Like many others ours is called “Nena.” Nena gives her whole self and does what her family has done for generations. But we don’t know what to call her. Maid? Servant? Hired help? None of these is quite right, but she comes with the property and is added to our family.
We come from a place where our behavior and relationships with others are defined in our national holiday, “Independence Day.” We act and expect all others to follow the premise, “Don’t get too close.” We are mechanically and emotionally ill-equipped to have others do personal tasks for us.
Nena works with an arsenal of wet mops, dry mops, brooms, dustpans, rags, brushes and various other manual devices. She is a whirlwind of activity. While cleaning she puts away (hides) everything she comes across; clothes, shoes, socks, blankets, pans, door mats, PJs, tooth brushes and things left out for donation to The Goodwill. She appears to not trust the dishwasher, carefully removing clean dishes, hand washing them and placing them on the sink board. She then firmly closes the door to the empty machine monster.
The Spanish word limpiar means “to clean.” I am sure that I have strongly urged Nena to clean, be clean, clean the house, clean me, clean my wife, and to clean our ropa.
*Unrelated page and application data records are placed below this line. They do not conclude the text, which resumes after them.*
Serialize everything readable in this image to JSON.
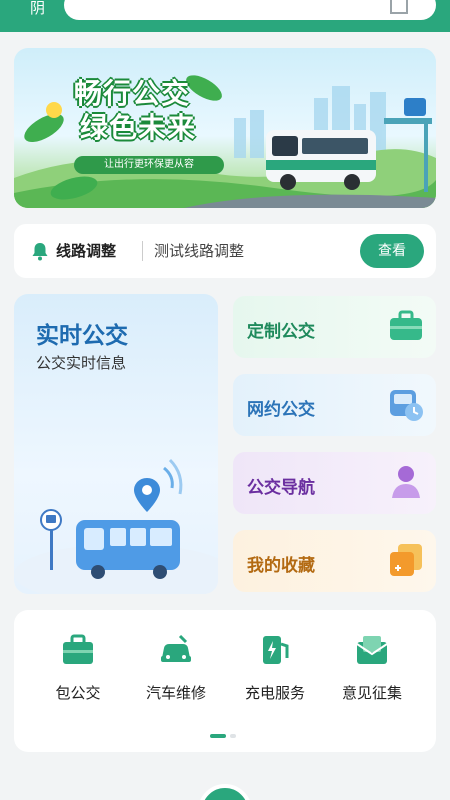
{
  "header": {
    "weather": "阴",
    "search_icon": "scan-icon"
  },
  "banner": {
    "line1": "畅行公交",
    "line2": "绿色未来",
    "subtitle": "让出行更环保更从容",
    "active_index": 0,
    "dot_count": 2
  },
  "notice": {
    "title": "线路调整",
    "text": "测试线路调整",
    "button": "查看",
    "icon": "bell-icon"
  },
  "main_card": {
    "title": "实时公交",
    "subtitle": "公交实时信息"
  },
  "cards": {
    "custom": {
      "label": "定制公交",
      "icon": "briefcase-icon"
    },
    "online": {
      "label": "网约公交",
      "icon": "bus-clock-icon"
    },
    "navigation": {
      "label": "公交导航",
      "icon": "person-pin-icon"
    },
    "favorites": {
      "label": "我的收藏",
      "icon": "stacked-folder-icon"
    }
  },
  "services": {
    "items": [
      {
        "label": "包公交",
        "icon": "briefcase-icon"
      },
      {
        "label": "汽车维修",
        "icon": "car-repair-icon"
      },
      {
        "label": "充电服务",
        "icon": "charging-station-icon"
      },
      {
        "label": "意见征集",
        "icon": "mail-feedback-icon"
      }
    ],
    "active_page": 0,
    "page_count": 2
  },
  "colors": {
    "primary": "#2aa77d",
    "realtime_blue": "#1e6bb0",
    "online_blue": "#2c74b8",
    "nav_purple": "#6b2fa0",
    "fav_orange": "#b36a12"
  }
}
I’m as dangerous with this word, limpiar, as a three-year-old is with a spray can of paint.
In response, Nena smiles, nods, says “Si Si,” then makes an uninterrupted response in Spanish that is just short of The Declaration of Independence in length, rising in tone at the end indicating a question—I think. I answer, “Si Si,” not knowing to what I have agreed.
Nena works most diligently, continuously, and when finished often presents us with a regalo (a gift): a potted plant, a framed photo of her family, a holy picture card. What are her boundaries? Is she to venture outside to the patio, to the walks, pool area? Or will this possibly incite a jurisdictional dispute with the pool man or gardener? I dare not broach this subject with her.
She arrives and departs by bus from her home about three miles away with a half-mile hike from the bus stop to our house. We leave her pesos in a drawer as her compensation; it is mysteriously empty at the end of her visit. If we forget to pay her it is “muy bien” and we double up the next time.
We come from a “Do It Yourself” culture. We don’t hire anything done until too late. We don’t know how we should relate to employees. We need a Book that tells us how. “Dominance for Dummies?”
As we weren’t born to be served, and don’t know that role, perhaps we’ll just let Nena be what she has shown us she is, a member of our family.